— WHAT TO PRODUCE —
All of the data is to be copied without a single change.

— EXERCISE INPUTS —
○ ○ ○

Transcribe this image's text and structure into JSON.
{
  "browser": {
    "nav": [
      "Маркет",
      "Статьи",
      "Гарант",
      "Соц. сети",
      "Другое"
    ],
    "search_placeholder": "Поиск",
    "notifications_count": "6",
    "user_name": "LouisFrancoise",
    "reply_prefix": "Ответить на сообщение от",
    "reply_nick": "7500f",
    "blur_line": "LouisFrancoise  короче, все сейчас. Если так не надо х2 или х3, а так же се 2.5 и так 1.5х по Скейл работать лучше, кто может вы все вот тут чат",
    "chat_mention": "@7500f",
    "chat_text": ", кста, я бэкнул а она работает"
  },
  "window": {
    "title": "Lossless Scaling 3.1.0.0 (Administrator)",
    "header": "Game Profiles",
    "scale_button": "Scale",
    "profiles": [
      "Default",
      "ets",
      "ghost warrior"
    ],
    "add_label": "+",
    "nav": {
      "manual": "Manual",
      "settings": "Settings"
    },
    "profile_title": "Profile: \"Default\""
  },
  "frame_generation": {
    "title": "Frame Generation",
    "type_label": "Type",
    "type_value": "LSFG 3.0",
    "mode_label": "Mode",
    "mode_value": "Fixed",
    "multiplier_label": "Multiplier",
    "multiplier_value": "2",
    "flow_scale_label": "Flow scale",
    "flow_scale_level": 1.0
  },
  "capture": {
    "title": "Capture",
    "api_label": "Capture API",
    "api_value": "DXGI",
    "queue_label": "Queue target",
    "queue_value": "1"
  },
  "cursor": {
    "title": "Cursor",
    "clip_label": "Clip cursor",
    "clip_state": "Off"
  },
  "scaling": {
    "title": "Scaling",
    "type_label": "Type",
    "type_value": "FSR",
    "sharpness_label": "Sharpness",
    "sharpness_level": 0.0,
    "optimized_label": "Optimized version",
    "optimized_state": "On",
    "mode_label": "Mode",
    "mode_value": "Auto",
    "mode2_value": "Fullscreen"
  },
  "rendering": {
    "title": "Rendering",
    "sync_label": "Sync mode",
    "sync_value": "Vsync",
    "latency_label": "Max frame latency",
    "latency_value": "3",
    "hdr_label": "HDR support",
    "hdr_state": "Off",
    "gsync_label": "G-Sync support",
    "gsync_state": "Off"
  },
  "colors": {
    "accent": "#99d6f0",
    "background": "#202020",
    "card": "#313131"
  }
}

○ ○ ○

— PROBLEM SOLUTION —
Transcribe this image's text and structure into JSON.
{
  "browser": {
    "nav": [
      "Маркет",
      "Статьи",
      "Гарант",
      "Соц. сети",
      "Другое"
    ],
    "search_placeholder": "Поиск",
    "notifications_count": "6",
    "user_name": "LouisFrancoise",
    "reply_prefix": "Ответить на сообщение от",
    "reply_nick": "7500f",
    "blur_line": "LouisFrancoise  короче, все сейчас. Если так не надо х2 или х3, а так же се 2.5 и так 1.5х по Скейл работать лучше, кто может вы все вот тут чат",
    "chat_mention": "@7500f",
    "chat_text": ", кста, я бэкнул а она работает"
  },
  "window": {
    "title": "Lossless Scaling 3.1.0.0 (Administrator)",
    "header": "Game Profiles",
    "scale_button": "Scale",
    "profiles": [
      "Default",
      "ets",
      "ghost warrior"
    ],
    "add_label": "+",
    "nav": {
      "manual": "Manual",
      "settings": "Settings"
    },
    "profile_title": "Profile: \"Default\""
  },
  "frame_generation": {
    "title": "Frame Generation",
    "type_label": "Type",
    "type_value": "LSFG 3.0",
    "mode_label": "Mode",
    "mode_value": "Fixed",
    "multiplier_label": "Multiplier",
    "multiplier_value": "2",
    "flow_scale_label": "Flow scale",
    "flow_scale_level": 1.0
  },
  "capture": {
    "title": "Capture",
    "api_label": "Capture API",
    "api_value": "DXGI",
    "queue_label": "Queue target",
    "queue_value": "1"
  },
  "cursor": {
    "title": "Cursor",
    "clip_label": "Clip cursor",
    "clip_state": "Off"
  },
  "scaling": {
    "title": "Scaling",
    "type_label": "Type",
    "type_value": "FSR",
    "sharpness_label": "Sharpness",
    "sharpness_level": 0.0,
    "optimized_label": "Optimized version",
    "optimized_state": "On",
    "mode_label": "Mode",
    "mode_value": "Auto",
    "mode2_value": "Fullscreen"
  },
  "rendering": {
    "title": "Rendering",
    "sync_label": "Sync mode",
    "sync_value": "Vsync",
    "latency_label": "Max frame latency",
    "latency_value": "3",
    "hdr_label": "HDR support",
    "hdr_state": "Off",
    "gsync_label": "G-Sync support",
    "gsync_state": "Off"
  },
  "colors": {
    "accent": "#99d6f0",
    "background": "#202020",
    "card": "#313131"
  }
}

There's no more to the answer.